* Material for this task *
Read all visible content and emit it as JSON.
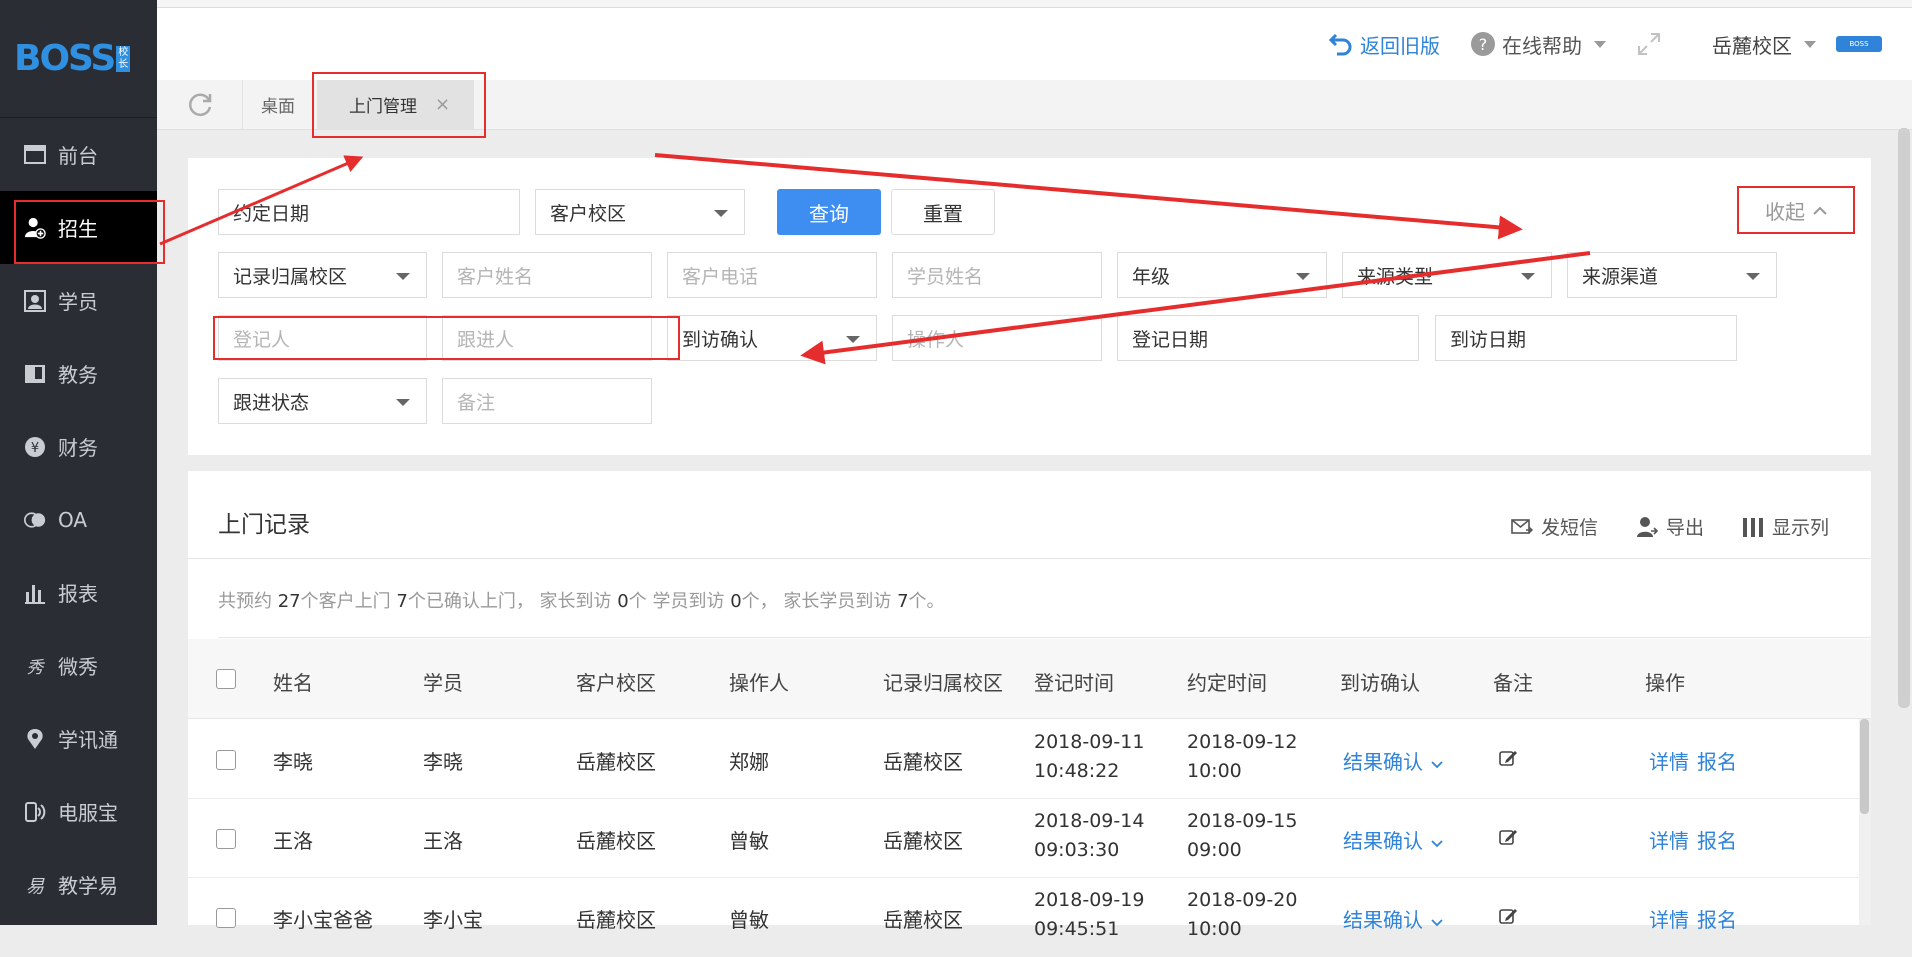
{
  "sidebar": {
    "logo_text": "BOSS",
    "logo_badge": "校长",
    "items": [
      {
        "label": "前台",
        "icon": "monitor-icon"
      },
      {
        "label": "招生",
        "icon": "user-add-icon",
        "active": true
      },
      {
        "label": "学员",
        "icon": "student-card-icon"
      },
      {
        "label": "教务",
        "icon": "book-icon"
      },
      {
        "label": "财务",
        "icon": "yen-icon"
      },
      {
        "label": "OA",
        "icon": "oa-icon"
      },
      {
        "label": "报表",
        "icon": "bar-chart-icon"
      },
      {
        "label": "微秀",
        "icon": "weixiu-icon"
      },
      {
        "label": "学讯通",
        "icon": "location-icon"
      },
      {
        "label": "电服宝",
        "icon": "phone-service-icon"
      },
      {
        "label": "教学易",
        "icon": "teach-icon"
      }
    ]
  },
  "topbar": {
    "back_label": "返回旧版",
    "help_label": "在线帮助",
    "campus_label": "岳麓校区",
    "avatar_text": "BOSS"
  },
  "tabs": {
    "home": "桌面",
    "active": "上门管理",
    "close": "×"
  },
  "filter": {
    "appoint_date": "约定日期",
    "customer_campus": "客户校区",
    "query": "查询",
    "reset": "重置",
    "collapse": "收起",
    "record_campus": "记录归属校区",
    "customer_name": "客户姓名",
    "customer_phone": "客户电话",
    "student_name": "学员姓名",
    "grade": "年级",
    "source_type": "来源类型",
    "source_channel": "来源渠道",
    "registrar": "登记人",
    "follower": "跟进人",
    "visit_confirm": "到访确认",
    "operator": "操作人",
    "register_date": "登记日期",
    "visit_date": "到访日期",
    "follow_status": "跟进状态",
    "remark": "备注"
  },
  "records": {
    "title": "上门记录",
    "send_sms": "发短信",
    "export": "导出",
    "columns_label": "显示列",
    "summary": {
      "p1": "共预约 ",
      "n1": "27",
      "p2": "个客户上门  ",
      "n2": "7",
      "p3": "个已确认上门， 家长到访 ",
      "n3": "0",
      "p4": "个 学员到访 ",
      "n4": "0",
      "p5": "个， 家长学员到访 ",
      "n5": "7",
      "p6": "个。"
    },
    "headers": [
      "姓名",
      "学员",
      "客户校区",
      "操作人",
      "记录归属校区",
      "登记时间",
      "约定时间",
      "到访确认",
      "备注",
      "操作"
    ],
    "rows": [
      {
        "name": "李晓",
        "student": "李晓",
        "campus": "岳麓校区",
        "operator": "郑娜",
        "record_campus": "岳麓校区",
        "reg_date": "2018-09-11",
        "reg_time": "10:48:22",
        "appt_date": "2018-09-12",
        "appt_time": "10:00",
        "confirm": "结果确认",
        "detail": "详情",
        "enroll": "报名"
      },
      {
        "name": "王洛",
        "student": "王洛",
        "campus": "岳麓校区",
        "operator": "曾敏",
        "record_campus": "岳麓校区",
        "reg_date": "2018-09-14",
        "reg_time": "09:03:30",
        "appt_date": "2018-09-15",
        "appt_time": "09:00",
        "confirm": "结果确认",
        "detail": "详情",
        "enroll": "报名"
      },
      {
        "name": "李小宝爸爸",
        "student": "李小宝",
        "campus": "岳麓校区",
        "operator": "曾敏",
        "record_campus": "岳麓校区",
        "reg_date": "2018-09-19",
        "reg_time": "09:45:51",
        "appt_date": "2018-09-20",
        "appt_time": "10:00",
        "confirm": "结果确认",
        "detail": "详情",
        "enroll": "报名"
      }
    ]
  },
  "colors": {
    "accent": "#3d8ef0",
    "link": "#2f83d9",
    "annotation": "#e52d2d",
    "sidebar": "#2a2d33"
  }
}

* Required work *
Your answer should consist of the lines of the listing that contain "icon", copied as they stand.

* Task result *
        "icon": "monitor-icon"
        "icon": "user-add-icon",
        "icon": "student-card-icon"
        "icon": "book-icon"
        "icon": "yen-icon"
        "icon": "oa-icon"
        "icon": "bar-chart-icon"
        "icon": "weixiu-icon"
        "icon": "location-icon"
        "icon": "phone-service-icon"
        "icon": "teach-icon"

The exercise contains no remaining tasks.